DNA changes identified include several previously associated with autoimmune disease – ScienceDaily
People who inherit genetic changes that alter how their immune systems work are at increased risk of developing Hodgkin lymphoma, according to a major new study.
Scientists at the Institute of Cancer Research in London have identified six new genetic changes that increase the risk of developing Hodgkin lymphoma, one of the most common cancers in young adults.
Many of the DNA changes appeared to affect immune system function, and three had previously been linked to autoimmune diseases such as multiple sclerosis, rheumatoid arthritis, or lupus.
The researchers pointed out that the link did not mean that people with autoimmune diseases were at increased risk for lymphoma, but offered important genetic clues to better understand both lymphoma and autoimmune diseases.
One of the genetic changes discovered increases the risk of Hodgkin lymphoma by more than a third and others by at least 15 percent each – information that could point to new drugs being targeted for the disease.

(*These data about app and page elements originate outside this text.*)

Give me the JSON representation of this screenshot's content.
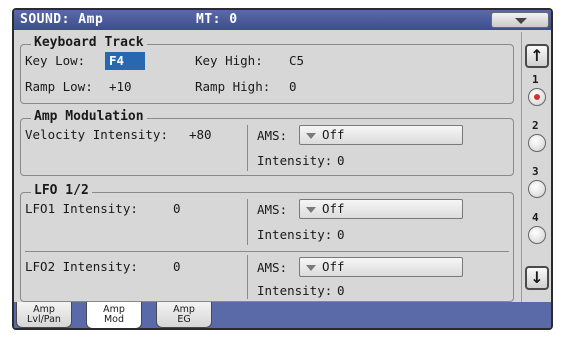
{
  "titlebar": {
    "title": "SOUND: Amp",
    "mt": "MT: 0"
  },
  "keyboard_track": {
    "title": "Keyboard Track",
    "key_low_label": "Key Low:",
    "key_low_value": "F4",
    "key_high_label": "Key High:",
    "key_high_value": "C5",
    "ramp_low_label": "Ramp Low:",
    "ramp_low_value": "+10",
    "ramp_high_label": "Ramp High:",
    "ramp_high_value": "0"
  },
  "amp_modulation": {
    "title": "Amp Modulation",
    "velocity_label": "Velocity Intensity:",
    "velocity_value": "+80",
    "ams_label": "AMS:",
    "ams_value": "Off",
    "intensity_label": "Intensity:",
    "intensity_value": "0"
  },
  "lfo": {
    "title": "LFO 1/2",
    "lfo1_label": "LFO1 Intensity:",
    "lfo1_value": "0",
    "lfo1_ams_label": "AMS:",
    "lfo1_ams_value": "Off",
    "lfo1_intensity_label": "Intensity:",
    "lfo1_intensity_value": "0",
    "lfo2_label": "LFO2 Intensity:",
    "lfo2_value": "0",
    "lfo2_ams_label": "AMS:",
    "lfo2_ams_value": "Off",
    "lfo2_intensity_label": "Intensity:",
    "lfo2_intensity_value": "0"
  },
  "pages": {
    "up_icon": "arrow-up-icon",
    "down_icon": "arrow-down-icon",
    "numbers": [
      "1",
      "2",
      "3",
      "4"
    ],
    "active": "1"
  },
  "tabs": [
    {
      "line1": "Amp",
      "line2": "Lvl/Pan"
    },
    {
      "line1": "Amp",
      "line2": "Mod"
    },
    {
      "line1": "Amp",
      "line2": "EG"
    }
  ],
  "colors": {
    "title_bar": "#4a5a9c",
    "selected_value": "#2768b0",
    "active_page_dot": "#d43030"
  }
}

The study was published in Nature Communication and has been funded by a wide range of organizations including Bloodwise, Cancer Research UK and the Lymphoma Research Trust.
Scientists at the Institute of Cancer Research (ICR) analyzed genetic data from 5,314 Hodgkin lymphoma cases and 16,749 controls, from four different European studies.
The study is the largest of its kind for Hodgkin lymphoma. For most people, Hodgkin lymphoma can be treated successfully with first-line therapy, but there is a need for new treatments for those for whom first-line treatment has failed.
The researchers identified six new single-letter changes in DNA that were linked to the development of Hodgkin lymphoma – and five of them affect the way a type of white blood cell, called B cells, develops.
Hodgkin lymphoma is a cancer of the B cells, which are responsible for the production of antibodies as an essential component of the immune system.
The study also found clear differences in the genetic risk between two different subtypes of Hodgkin lymphoma – lump sclerosis, Hodgkin lymphoma (NSHL) and mixed cellularity Hodgkin lymphoma (MCHL).
For example, a single letter change in DNA near the LPP gene increased the risk of NSHL by 37%, but had little effect on the risk of developing MCHL.
Professor Richard Houlston, professor of molecular and population genetics at the Institute of Cancer Research in London, said:
“Hodgkin lymphoma is a cancer of immune cells called B cells, and our study links the risk of the disease to changes in genes that control the development of B cells.
âInterestingly, we have found that some of the genetic changes we have linked to Hodgkin lymphoma have previously been linked to the risk of autoimmune diseases such as multiple sclerosis and rheumatoid arthritis.
âThis doesn’t mean that if you develop an autoimmune disease you are at an increased risk for lymphoma, but it does offer some fascinating genetic clues about these diseases. The new information could point to new ways to diagnose, treat, or even d ‘help prevent Hodgkin lymphoma. “
Professor Paul Workman, Managing Director of the Institute of Cancer Research in London, said: âUnderstanding the genetic changes that underlie cancer development is crucial to all aspects of our quest to beat cancer – to understand which patients are most at risk for different types of cancer, to improve diagnosis, and to develop treatments that are most likely to work for individual patients.
“This important new study sheds light on DNA changes that may contribute to a person’s risk of developing Hodgkin lymphoma and offers clues as to how they might increase that risk, including the interesting link to the system These findings could lead to new ways of managing the disease.
Dr Alasdair Rankin, Director of Research at Bloodwise, said: âThanks to research, the treatments for many people with Hodgkin lymphoma are now good, and about 80 percent of all those affected survive long. term. While this is good news, treatments can have long-term health effects, such as infertility and secondary cancers, so it’s important to find milder treatments for Hodgkin lymphoma. We welcome this study, which sheds new light on how Hodgkin lymphoma develops. “